I recently met a footballer’s descendant who had a mystery: nobody knew what had happened to her grandfather, Johnny Dick.
Dick was famous in his day: the first man to play 250 games for Arsenal and a title-winning coach in Czechoslovakia and Belgium, but then he simply disappeared from view. A quick check of some websites confirmed that there were a lot of gaps in his life. I did some research and here, for the first time, is his full story.
He must have shown some promise as in 1898 he was tempted to move to London where he signed for Woolwich Arsenal as a professional. It was the start of a lifetime’s journey in football. He remained at Arsenal until 1912, the year before the club relocated north of the Thames, and over those 14 years he played 266 league matches. He was with them as the club won promotion to the First Division in 1904, and despite being only five feet seven he was a dominant figure at centre half or right half.
He was club captain for several seasons, then in latter years was mainly with the reserves, where he first took up coaching.
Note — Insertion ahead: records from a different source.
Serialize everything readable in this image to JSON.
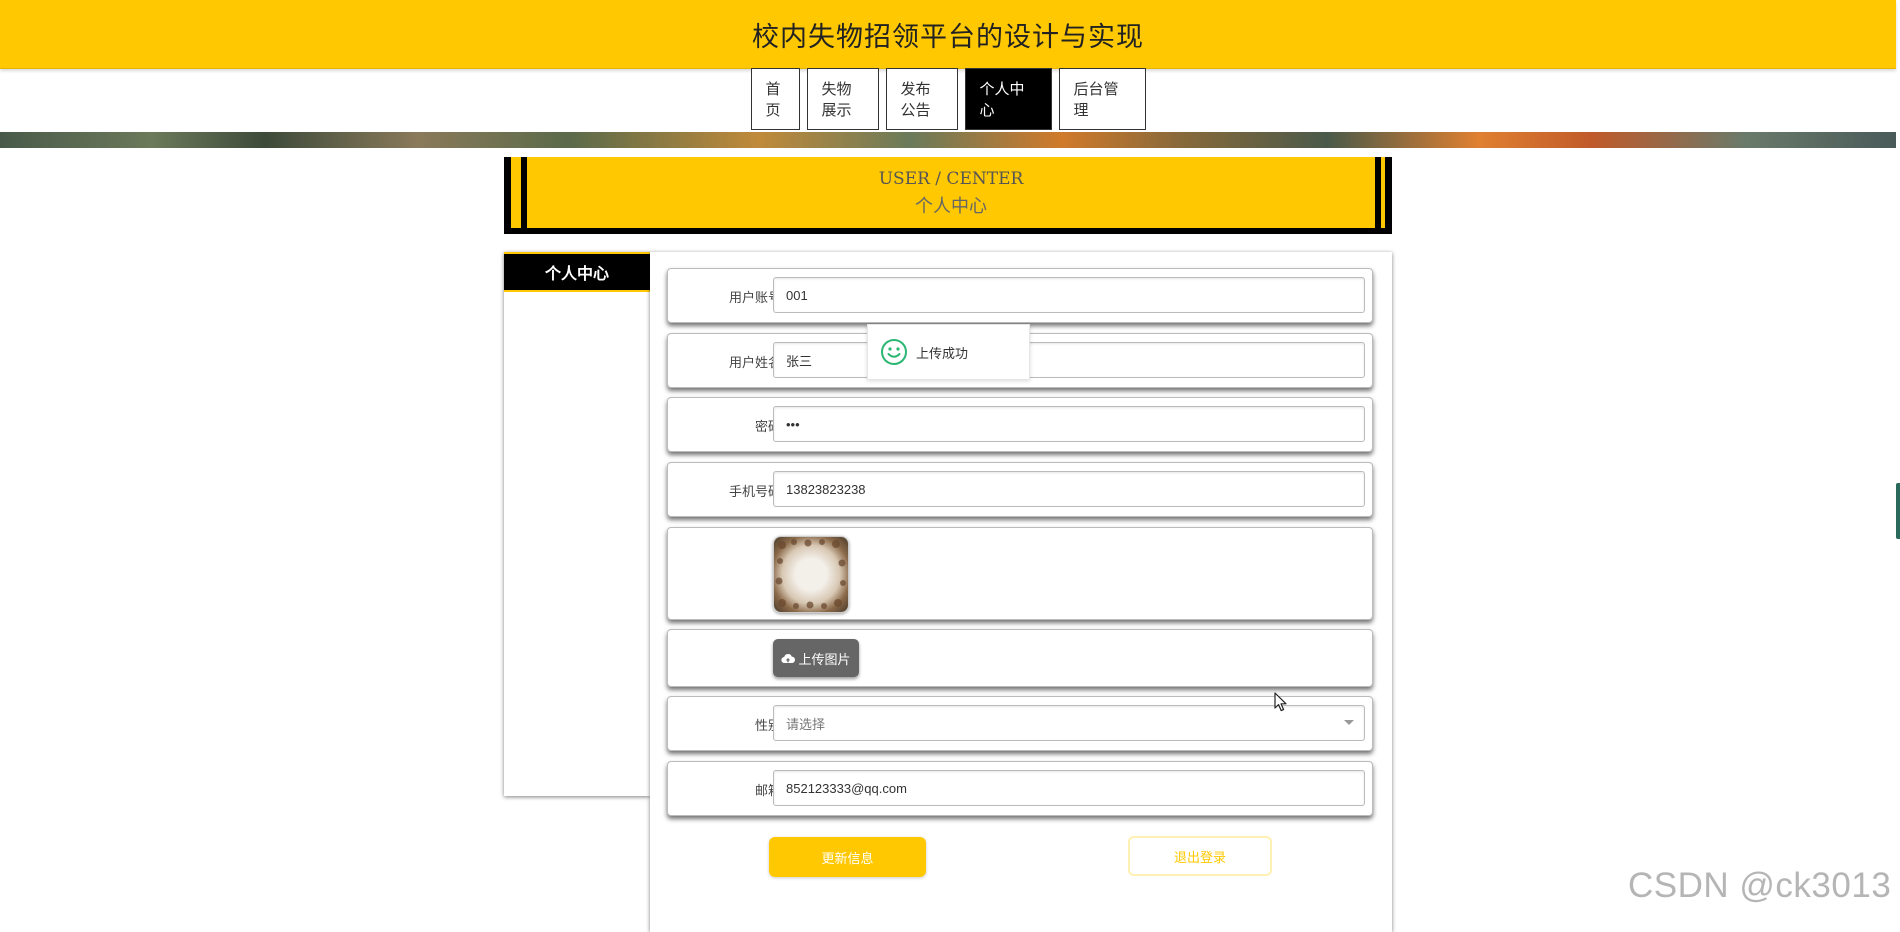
{
  "header": {
    "title": "校内失物招领平台的设计与实现"
  },
  "nav": {
    "items": [
      {
        "label": "首页"
      },
      {
        "label": "失物展示"
      },
      {
        "label": "发布公告"
      },
      {
        "label": "个人中心"
      },
      {
        "label": "后台管理"
      }
    ],
    "active_label": "个人中心"
  },
  "section": {
    "title_en": "USER / CENTER",
    "title_cn": "个人中心"
  },
  "sidebar": {
    "title": "个人中心"
  },
  "form": {
    "account_label": "用户账号",
    "account_value": "001",
    "name_label": "用户姓名",
    "name_value": "张三",
    "password_label": "密码",
    "password_value": "•••",
    "phone_label": "手机号码",
    "phone_value": "13823823238",
    "upload_button": "上传图片",
    "gender_label": "性别",
    "gender_placeholder": "请选择",
    "email_label": "邮箱",
    "email_value": "852123333@qq.com",
    "update_button": "更新信息",
    "logout_button": "退出登录"
  },
  "toast": {
    "message": "上传成功"
  },
  "watermark": {
    "text": "CSDN @ck3013"
  },
  "colors": {
    "accent": "#FFC800",
    "dark": "#000000",
    "success_icon": "#2BB673"
  },
  "icons": [
    "smile-icon",
    "cloud-upload-icon",
    "chevron-down-icon",
    "mouse-cursor-icon"
  ]
}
He was a natural for the role, and for example when a youthful Charles Buchan (later an England international) had his first trial for Arsenal, he was reassured by 'Johnny Dick, a grand Scotsman who put me at my ease before the start'.
Meanwhile, in 1899 Dick married a Woolwich girl, Annie Keard, whose brother Alexander was later an Arsenal official. His long stay at the club earned him two benefit matches, and the £100 he gained from the second of those gave him the wherewithal to open a tobacconist’s shop in Plumstead in 1909. But a life behind the counter was not to be.
Dick remained with DFC throughout the First World War, even though Prague was then in Austria-Hungary, effectively the 'enemy'. However, in the context of the Czech nationalist movement it was possible, like Madden, to live normally in the city without being interned. Known simply as 'Johnny', he continued to play occasionally, the last recorded time being in 1917 when he was 40.
When Czechoslovakia came into existence in 1919, Dick took up the reins at AC Sparta. He turned them into a team to be feared – earning them the nickname 'Iron Sparta' – and they won an unofficial European Championship in 1921.
As his family of four boys and two girls grew up in Prague they became fluent in Czech, which led to at least two of them working as British intelligence officers in the Second World War because of their linguistic abilities.
At the end of 1922 the local papers announced that Dick was returning home 'for family reasons' but in fact he went to Antwerp where he was appointed coach of Beerschot. His new club dominated Belgian football over the succeeding five years, winning four league championships.
It was a shock to everyone in Prague when they heard that he had succumbed to stomach cancer, aged just 55, and the Prager Tagblatt wrote 'He enjoyed great popularity everywhere because of his humble nature, and his advice was always well received. The news of his sudden demise has caused great regret in sports circles.'
Although he died at his son’s house in Welling, just a couple of miles from his early football exploits in Woolwich, his death was unreported in the English press.
Johnny Dick deserves greater recognition for his exploits, first as a defining influence in leading Arsenal to the top flight for the first time, then bringing a string of major successes to clubs in Czechoslovakia and Belgium. He was a bright light in a generation of British coaches who taught football to the 'continentals' in the early twentieth century.
He was buried at St Michael, East Wickham, but sadly the headstone is no longer there. Perhaps a small memorial on the site would be a suitable legacy.
Born 29 January 1877 in Eaglesham, Renfrewshire.
Died 14 September 1932 in Welling, Kent.
Woolwich Arsenal 1898-1912
Deutscher FC, Prague 1912-19
AC Sparta, Prague 1919-22
Beerschot, Antwerp 1922-28
AC Sparta, Prague 1928-32
With thanks to contributors to the scottishleague.net forum, and also to the blogs at Scottish Comedy FC and the Arsenal History Society.